Officials impounded eight luxury vehicles in the past week, including four over the weekend, after the customs department and military police began stopping cars in Phnom Penh looking for vehicles brought into the country without their owners having paid the proper import tax.
The vehicles, which included Lexus SUVs, a Range Rover and a Land Cruiser, will be returned to their owners once they pay the full 100 percent import tax that is due, in addition to a fine of 30 percent of the vehicle’s value, according to Preap Karat, head of the smuggling prevention department in the Finance Ministry’s general department of customs and excise.
“We stopped three smuggled vehicles in [Saturday’s] operation because they used fake number plates and had not paid import tax,” he said.
Mr. Karat and other officials contacted yesterday said they had no information on the identity of the owners of the vehicles.
Customs department spokesman Bou Bunnara said the owners had broken Article 74 of the customs law, which carries a fine of one to three times the amount of tax evaded, confiscation of the goods or imprisonment for between one month and one year.
In addition to having been imported illegally, three of the vehicles confiscated on Saturday sported fake license plates, with two of them using fake military plates.
National Military Police spokesman Eng Hy said he did not know how many of the smuggled vehicles had fake military plates.
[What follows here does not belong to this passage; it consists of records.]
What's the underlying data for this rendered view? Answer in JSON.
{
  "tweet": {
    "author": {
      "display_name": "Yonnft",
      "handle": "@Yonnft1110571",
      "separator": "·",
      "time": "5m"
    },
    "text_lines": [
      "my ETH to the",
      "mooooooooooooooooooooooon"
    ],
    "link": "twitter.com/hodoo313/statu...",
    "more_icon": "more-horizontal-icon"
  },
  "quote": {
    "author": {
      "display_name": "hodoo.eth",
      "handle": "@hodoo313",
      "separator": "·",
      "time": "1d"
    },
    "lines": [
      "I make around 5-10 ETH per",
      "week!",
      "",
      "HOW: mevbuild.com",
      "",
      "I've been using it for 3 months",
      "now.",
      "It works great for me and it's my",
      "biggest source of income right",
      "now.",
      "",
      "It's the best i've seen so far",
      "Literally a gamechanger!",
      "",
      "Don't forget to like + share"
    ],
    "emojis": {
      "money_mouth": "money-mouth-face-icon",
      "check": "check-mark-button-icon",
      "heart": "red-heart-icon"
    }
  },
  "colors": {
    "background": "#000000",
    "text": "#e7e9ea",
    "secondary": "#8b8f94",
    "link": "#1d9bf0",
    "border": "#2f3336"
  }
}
“But we will see how many vehicles are using the fake military number plates when we inspect the roads tomorrow,” he said, adding that using fake military plates could result in a prison sentence of up to 10 years.
Pov Mally, deputy director of the Transport Ministry’s transport department, said his department was looking into whether the impounded vehicles had fraudulent plates.
“We will send the document to court to implement following the criminal code if we find they used a fake license plate,” he said.